Dataset entries below:
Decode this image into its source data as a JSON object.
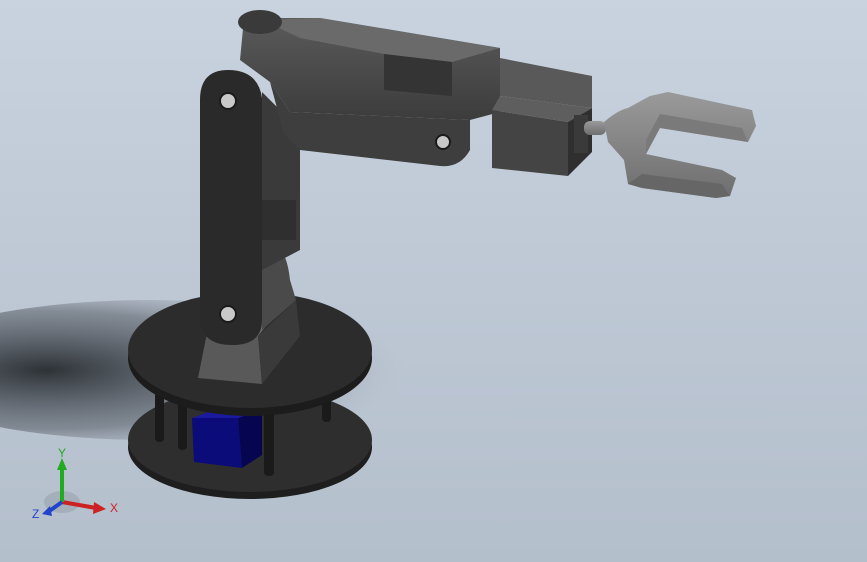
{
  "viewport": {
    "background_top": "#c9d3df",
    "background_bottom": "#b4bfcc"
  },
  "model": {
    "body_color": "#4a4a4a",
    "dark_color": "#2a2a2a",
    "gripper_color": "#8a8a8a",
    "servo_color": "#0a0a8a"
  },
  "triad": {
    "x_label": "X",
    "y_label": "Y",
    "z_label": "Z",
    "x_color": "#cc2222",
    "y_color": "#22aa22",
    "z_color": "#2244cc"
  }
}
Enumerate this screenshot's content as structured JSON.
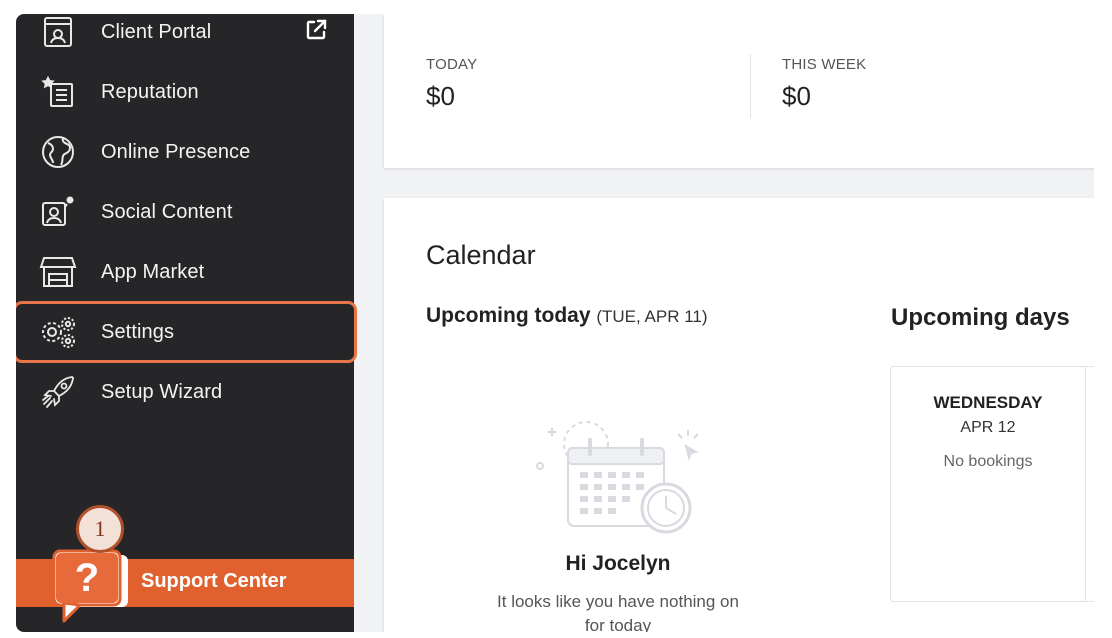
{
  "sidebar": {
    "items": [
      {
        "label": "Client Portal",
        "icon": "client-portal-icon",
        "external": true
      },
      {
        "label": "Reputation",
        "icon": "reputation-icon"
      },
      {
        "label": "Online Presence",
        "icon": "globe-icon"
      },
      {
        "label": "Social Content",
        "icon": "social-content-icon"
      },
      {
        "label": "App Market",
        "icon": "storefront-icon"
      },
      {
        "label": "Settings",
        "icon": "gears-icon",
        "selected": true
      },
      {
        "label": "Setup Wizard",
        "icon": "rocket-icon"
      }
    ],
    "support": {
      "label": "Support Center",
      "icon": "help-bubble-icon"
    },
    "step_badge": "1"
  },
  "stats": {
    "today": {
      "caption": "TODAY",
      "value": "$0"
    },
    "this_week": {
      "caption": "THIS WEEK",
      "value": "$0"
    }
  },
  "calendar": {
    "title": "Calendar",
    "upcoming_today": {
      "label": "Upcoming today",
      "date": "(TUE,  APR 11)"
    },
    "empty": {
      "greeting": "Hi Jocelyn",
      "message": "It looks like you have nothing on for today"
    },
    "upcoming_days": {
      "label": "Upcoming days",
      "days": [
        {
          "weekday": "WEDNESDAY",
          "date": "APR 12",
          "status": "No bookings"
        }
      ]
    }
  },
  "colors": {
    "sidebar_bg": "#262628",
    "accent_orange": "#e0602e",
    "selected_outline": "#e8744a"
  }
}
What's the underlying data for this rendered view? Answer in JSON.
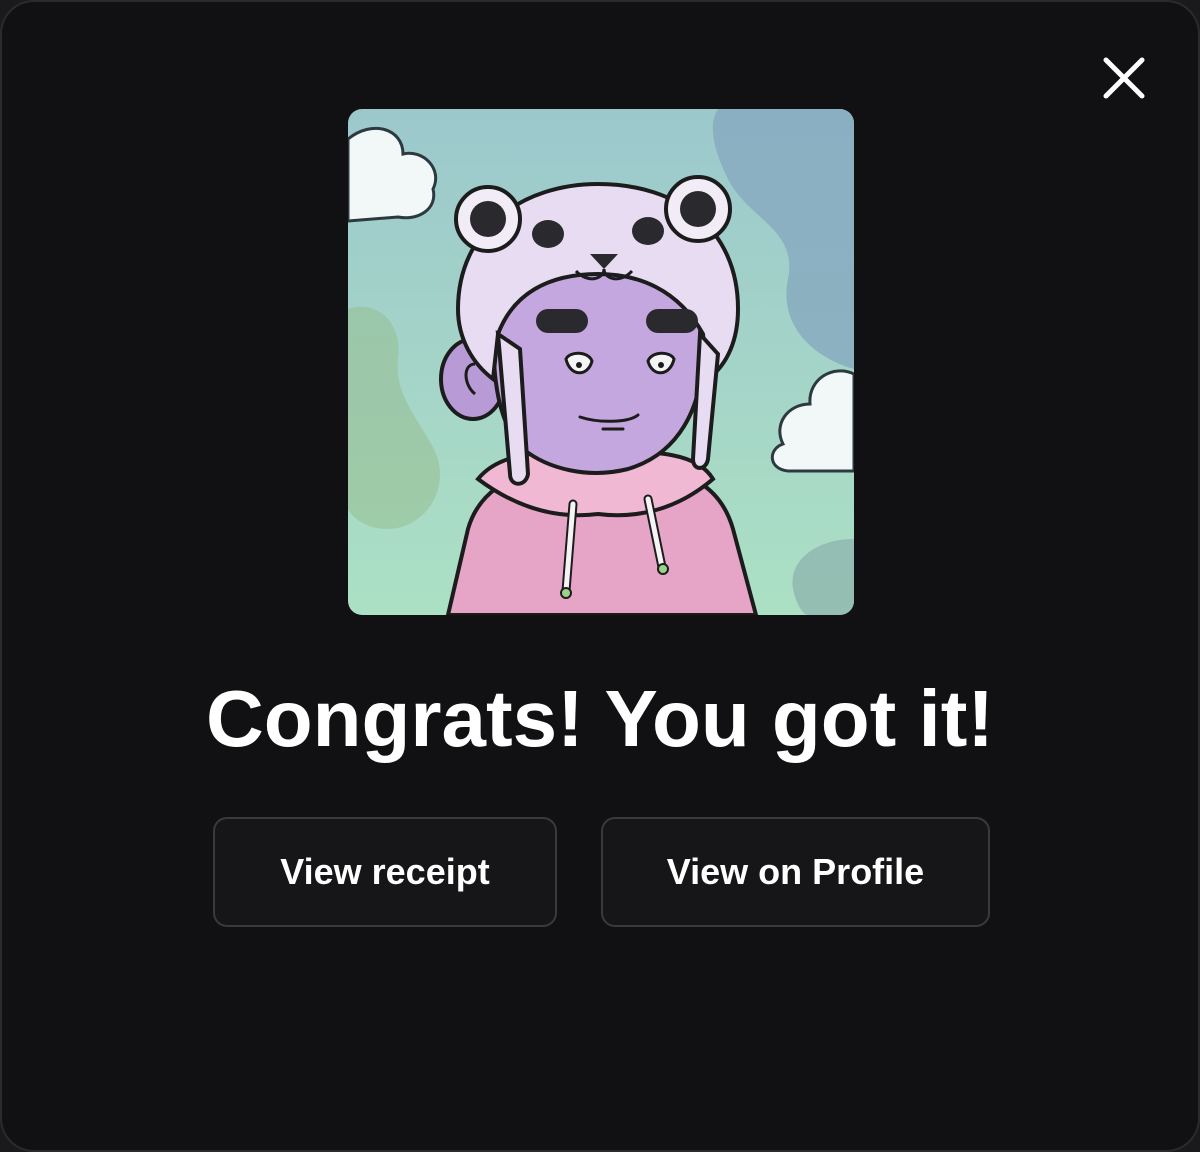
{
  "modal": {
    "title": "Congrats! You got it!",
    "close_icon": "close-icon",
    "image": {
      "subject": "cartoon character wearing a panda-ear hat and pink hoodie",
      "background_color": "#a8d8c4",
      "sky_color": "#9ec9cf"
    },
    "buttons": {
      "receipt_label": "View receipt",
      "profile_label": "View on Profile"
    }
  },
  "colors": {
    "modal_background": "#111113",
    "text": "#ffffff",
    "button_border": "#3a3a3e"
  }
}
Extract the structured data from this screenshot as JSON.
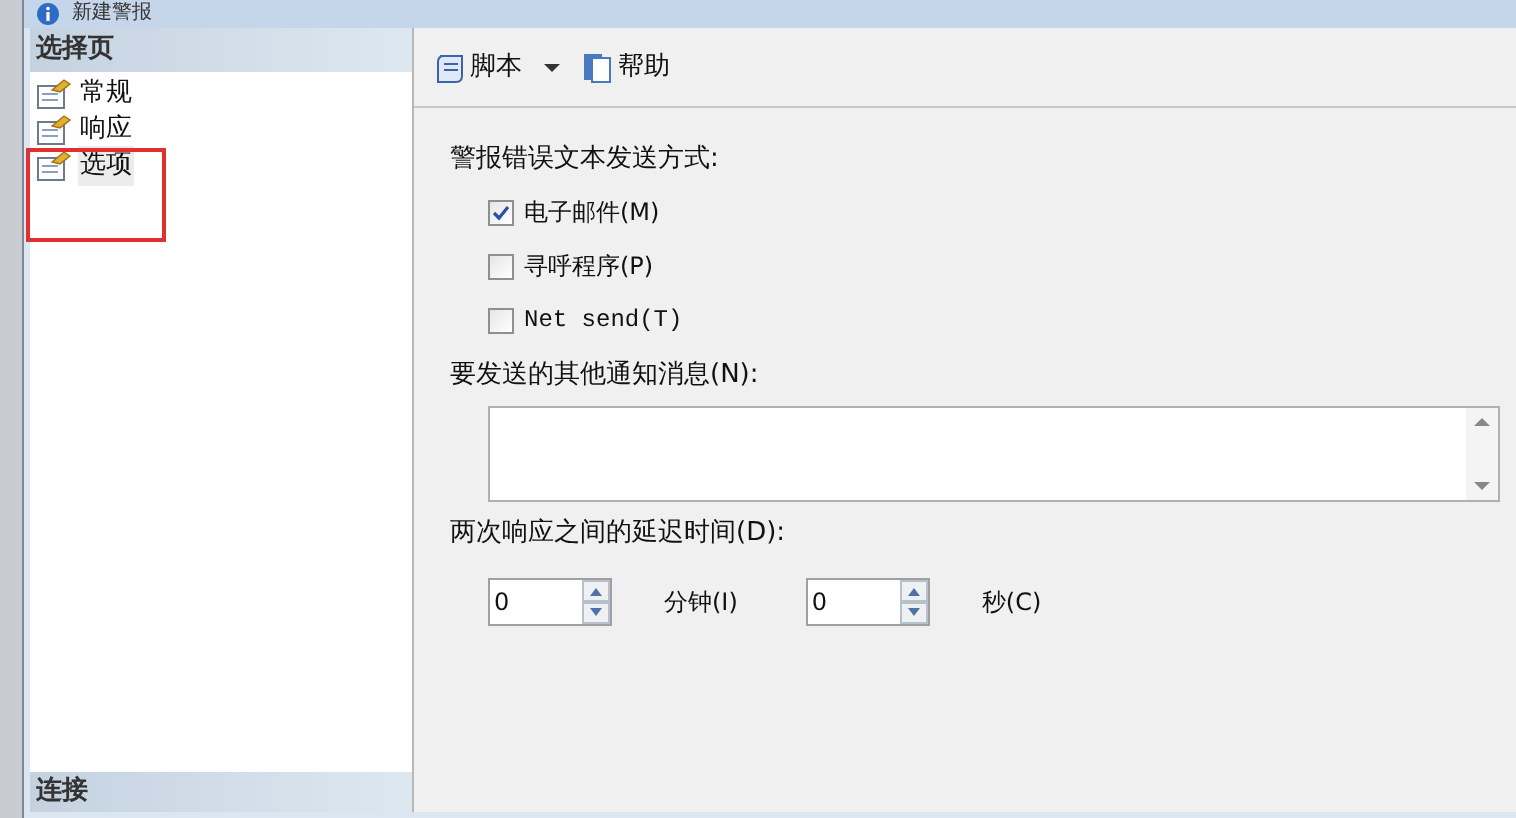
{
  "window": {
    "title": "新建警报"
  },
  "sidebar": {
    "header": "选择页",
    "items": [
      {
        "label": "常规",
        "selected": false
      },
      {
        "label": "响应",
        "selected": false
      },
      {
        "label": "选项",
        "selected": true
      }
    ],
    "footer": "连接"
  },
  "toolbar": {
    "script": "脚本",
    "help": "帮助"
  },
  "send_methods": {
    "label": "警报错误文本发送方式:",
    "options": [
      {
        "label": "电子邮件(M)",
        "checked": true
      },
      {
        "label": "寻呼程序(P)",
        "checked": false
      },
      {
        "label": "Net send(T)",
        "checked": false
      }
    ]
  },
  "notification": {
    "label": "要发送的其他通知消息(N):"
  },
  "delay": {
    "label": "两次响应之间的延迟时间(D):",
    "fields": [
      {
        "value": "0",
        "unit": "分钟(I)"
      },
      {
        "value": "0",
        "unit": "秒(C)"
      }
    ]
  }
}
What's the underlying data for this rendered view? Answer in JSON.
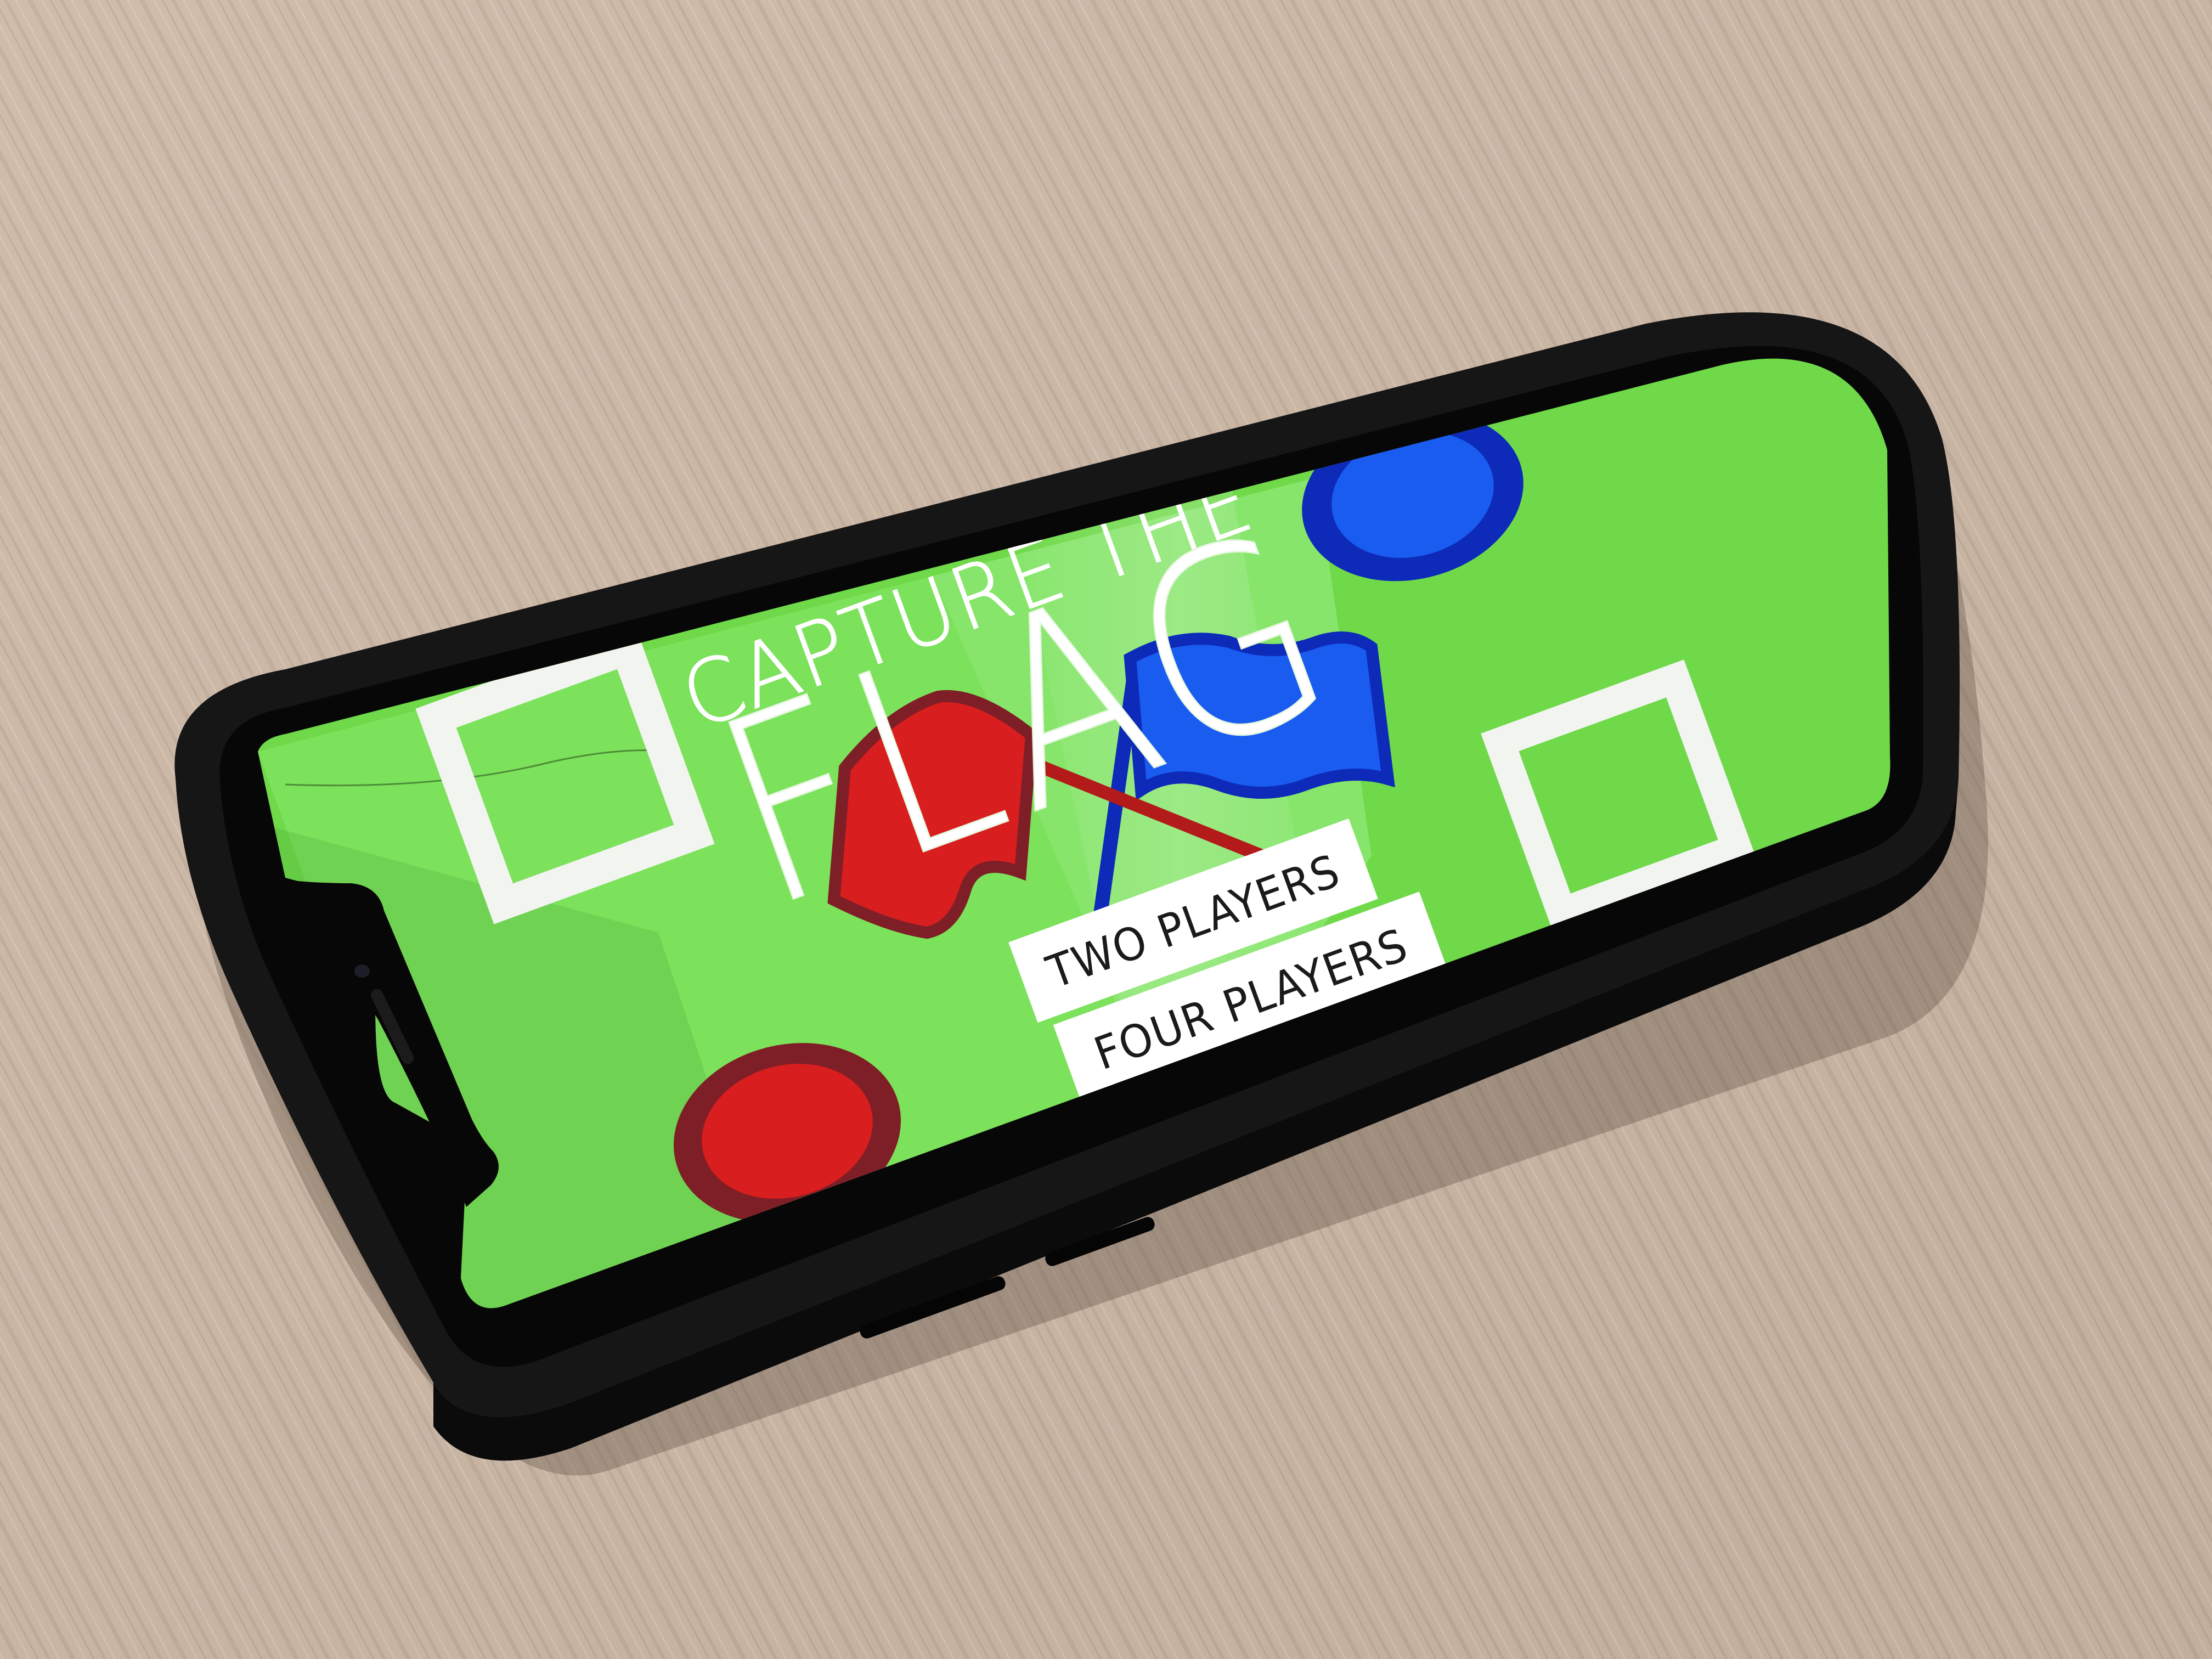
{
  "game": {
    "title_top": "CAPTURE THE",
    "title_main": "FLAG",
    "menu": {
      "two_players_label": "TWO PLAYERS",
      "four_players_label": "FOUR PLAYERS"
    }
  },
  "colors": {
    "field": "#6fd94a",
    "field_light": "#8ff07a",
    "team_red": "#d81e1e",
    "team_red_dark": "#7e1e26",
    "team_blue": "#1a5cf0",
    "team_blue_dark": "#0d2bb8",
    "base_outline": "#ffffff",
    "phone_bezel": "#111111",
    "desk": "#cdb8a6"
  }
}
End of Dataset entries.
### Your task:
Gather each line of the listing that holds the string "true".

### Completed exercise:
        "external": true
        "selected": true
        "selected": true
        "checked": true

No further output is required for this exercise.